“The enquiry we saw for this asset, and more recently in our marketing of the former CUB headquarters at 2-6 Southampton Crescent, shows a broad range of market players are looking beyond the heated Richmond, Cremorne and Collingwood markets for city fringe opportunities,” Burns said.

“More Melburnians seek to live, work and go out in central locations, and this has proven particularly so for inner-suburbs with existing quality transport and lifestyle options.”

“Abbotsford is also a likely candidate for rezoning that will be more conducive to larger-scale office developments which will cater for the investment and tenant demand.”

Recent transactions have demonstrated the competitiveness of the neighbouring fringe markets. They include Bayley Stuart buying a second Cremorne building off the plan in 12 months for $50 million without a lease being signed, and Pace Development Group’s 51 Langridge Street project just changing hands for $31.6 million with just more than 50% leased.

The strong CBD market has also prompted a swing along St Kilda Road. After a period that saw stock withdrawals for residential conversion, commercial refurbishments are being now favoured over apartment projects, such as the recently transacted 424 St Kilda Road and the former police complex at 412 St Kilda Road.

Burns said the x-factor for market variables remains macro-economic events. Brexit, the US-China trade war, and tensions in Hong Kong can potentially have some sort of effect, but so far have not made much of an impact on the Melbourne market.

E-commerce and logistics boom rolls on

Rampant growth of e-commerce and heightened focus on supply chain efficiencies will see distribution and logistics centres riding a wave of value growth and popularity with investors for the foreseeable future.

Burns sold the Quiksilver facility in North Geelong to ASX-listed Centuria Industrial REIT for $22.8 million during the year. The 21,772 sqm facility is on a 3.763-hectare site and is used by the iconic surfwear brand as its Asia Pacific distribution centre.

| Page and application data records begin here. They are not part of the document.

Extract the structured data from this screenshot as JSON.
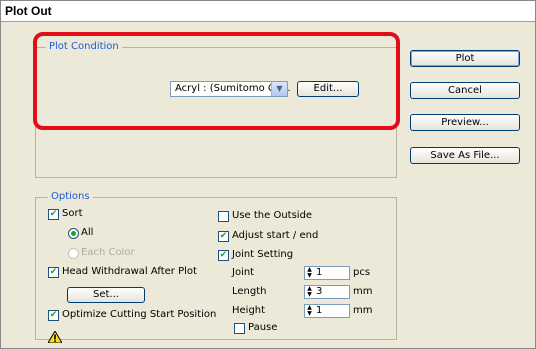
{
  "window": {
    "title": "Plot Out"
  },
  "plot_condition": {
    "legend": "Plot Condition",
    "material_select": {
      "value": "Acryl : (Sumitomo Ch..."
    },
    "edit_button": "Edit..."
  },
  "side_buttons": {
    "plot": "Plot",
    "cancel": "Cancel",
    "preview": "Preview...",
    "save_as_file": "Save As File..."
  },
  "options": {
    "legend": "Options",
    "sort": {
      "label": "Sort",
      "checked": true
    },
    "all": {
      "label": "All",
      "selected": true
    },
    "each_color": {
      "label": "Each Color",
      "enabled": false
    },
    "head_withdrawal": {
      "label": "Head Withdrawal After Plot",
      "checked": true
    },
    "set_button": "Set...",
    "optimize": {
      "label": "Optimize Cutting Start Position",
      "checked": true
    },
    "use_outside": {
      "label": "Use the Outside",
      "checked": false
    },
    "adjust_start_end": {
      "label": "Adjust start / end",
      "checked": true
    },
    "joint_setting": {
      "label": "Joint Setting",
      "checked": true
    },
    "joint": {
      "label": "Joint",
      "value": "1",
      "unit": "pcs"
    },
    "length": {
      "label": "Length",
      "value": "3",
      "unit": "mm"
    },
    "height": {
      "label": "Height",
      "value": "1",
      "unit": "mm"
    },
    "pause": {
      "label": "Pause",
      "checked": false
    }
  },
  "colors": {
    "highlight": "#e10d1b",
    "legend_text": "#1c5bd6",
    "dialog_bg": "#ece9d8"
  }
}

Burns said there is heightened investor demand for strategically located logistics assets with quality fit-outs and strong lease covenants.

Quiksilver recently entered a new 5+5-year lease, and had made further upgrades to accommodate business expansion including additional warehouse racking, office refurbishment and refitting, and increased staff amenity.

“Growth in online shopping and demand for more efficient delivery and a bigger range of products across the retail industry has increased requirements for logistics systems and facilities,” Burns said.

“Industrial real estate is now among the most sought-after investment classes, and land values are expected to rise further in the coming years.”

Burns negotiated the last sale of the property in late 2016. Then, the facility was part of a package that included an adjoining 1.244-hectare development parcel of land - not included in the latest deal - which sold together for $19.5 million.

“A-REITs have substantially increased their share of transaction volumes, with a number of listed and unlisted funds now undertaking portfolio repositioning programs to increase their exposure to the logistics and industrial sector,” Burns said.